October 5 BGC-Argo Webinar #3: Using BGC-Argo Measurements to Study the Effects of Weather and Extreme Events
Please join us for the quarterly GO-BGC webinar, hosted by the US Ocean Carbon and Biogeochemistry Project Office. This webinar will be the first of two consecutive webinars focused on using BGC-Argo float data to investigate chemical and biological processes in the ocean that are influenced by weather and extreme events. The webinar will open with an update on the status of the GO-BGC float array, then we will hear two short presentations about exciting new work in the main topic area. We’ll close with a community discussion about best practices, challenges, and future perspectives of using BGC-Argo measurements to enhance our understanding of how storms, heatwaves, and other ocean- and land-based extreme events shape patterns of biogeochemistry in the global ocean. Recordings will be available on the OCB or GO-BGC website.
Agenda for October 5, 1 PM Pacific / 4 PM Eastern
Yui Takeshita (Monterey Bay Aquarium Research Institute, USA): An update on the GO-BGC program
Jakob Weis (Institute for Marine and Antarctic Studies, Australia): Using BGC-Argo floats to study phytoplankton blooms stimulated by the 2019-2020 Australian bushfires
Magdalena Carranza (Monterey Bay Aquarium Research Institute, USA): Topic: The role of storms on air-sea CO2 flux in the Southern Ocean
GO-BGC Science Webinar 2: Understanding ecological dynamics using BGC-Argo data
June 29, 2022 (1-2.30pm ET)
This quarterly GO-BGC webinar, hosted by the US Ocean Carbon and Biogeochemistry program focused on investigations of phytoplankton phenology and variability at regional to global scales using a range of chemical and bio-optical sensors on the BGC-Argo floats. We heard three short presentations about exciting new work in this area, followed by a community discussion about best practices, challenges, and future perspectives of using BGC-Argo data to advance our understanding of ecological dynamics and the footprint of progressive climate change on the ocean.
The first webinar of this series was held on March 30th, 10-11 am Pacific/1-2 pm Eastern. It will covered the current status of BGC floats worldwide, projected float deployment locations, and tools that we have developed to streamline data access, followed by community discussion and Q&A.

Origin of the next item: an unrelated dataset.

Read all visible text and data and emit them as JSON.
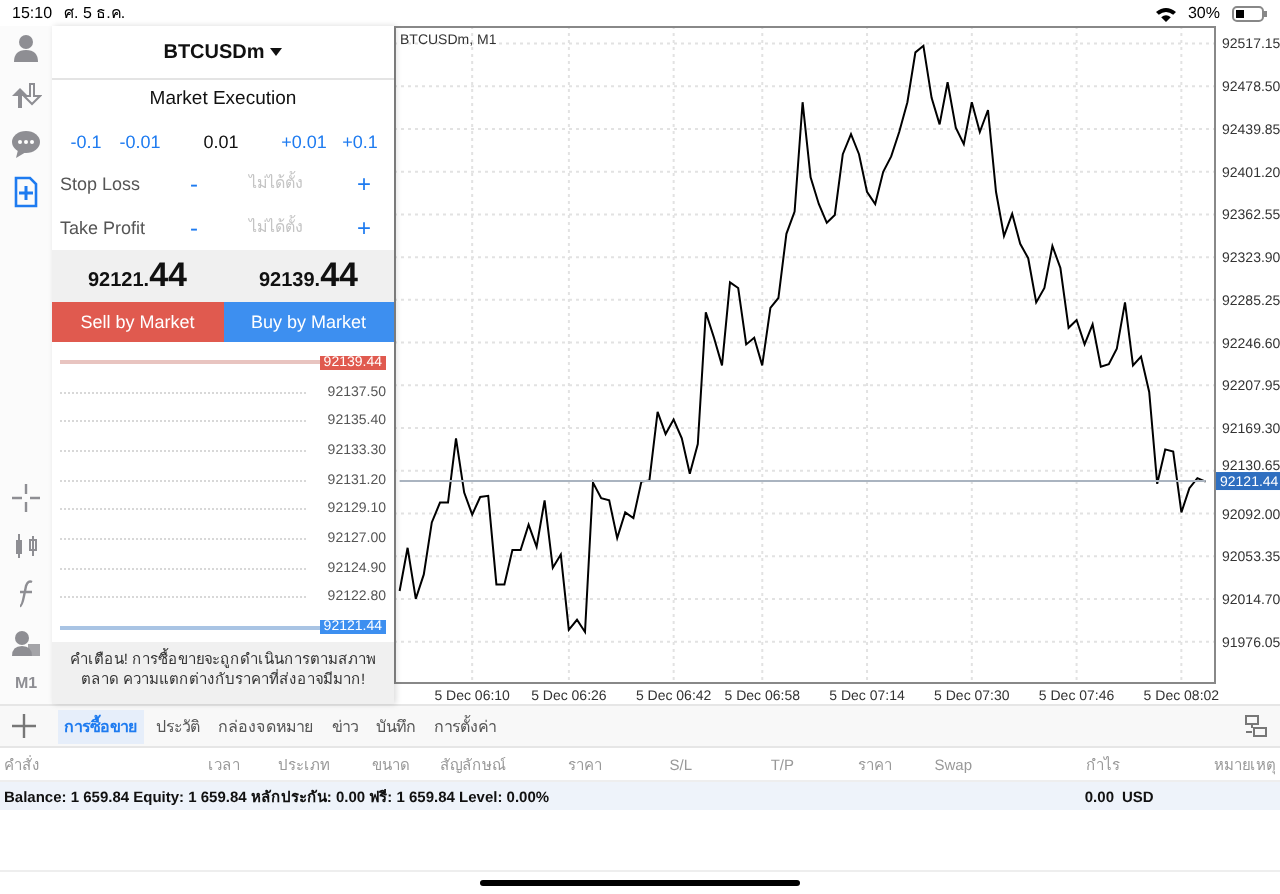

GO-BGC Webinar Series Overview
Hundreds of Biogeochemical (BGC) profiling floats have been deployed worldwide, and the number of floats is expected to continue to increase in the coming years. Specifically, the Global Ocean Biogeochemistry Array (GO-BGC) is a NSF Mid-Scale Research Infrastructure project that is funded to deploy 500 BGC floats globally over the next 5 years. We expect additional significant contributions from other US and international institutions, which will build towards a sustained global array of BGC-Argo floats.
The quality-controlled, freely available data from these floats are transforming our capacity to observe, quantify, and understand ocean biogeochemical processes and how they are responding to anthropogenic pressures (e.g., acidification and deoxygenation). With improved constraints on the biological carbon pump and air-sea CO2 exchange, these data sets will also inform marine ecosystem management and decision making.
This webinar series, hosted by GO-BGC and the OCB Project Office, aims to build and support a growing community of biogeochemical float data users. As the BGC-Argo array matures and expands its global coverage, so will the potential for scientific discovery. We hope that the applications and research findings highlighted in this webinar series will demonstrate the potential for these globally distributed datasets and inspire the community to explore novel applications, scientific questions, and new collaborations in the use of BGC-Argo data.
Webinars will be hosted roughly quarterly. Subsequent webinars will focus on scientific or geographic themes. We will highlight emerging research results based on BGC-Argo data, and aim to promote early career researchers. All webinars will be recorded and made available through the OCB and GO-BGC websites.
Yui Takeshita, MBARI; Alison Gray, U. Washington; Yibin Huang, NOAA PMEL; Channing Prend, SIO; Jonathan Sharp, NOAA PMEL; Lynne Talley, SIO
OCB Project Office - Heather Benway, Mai Maheigan, Mary Zawoysky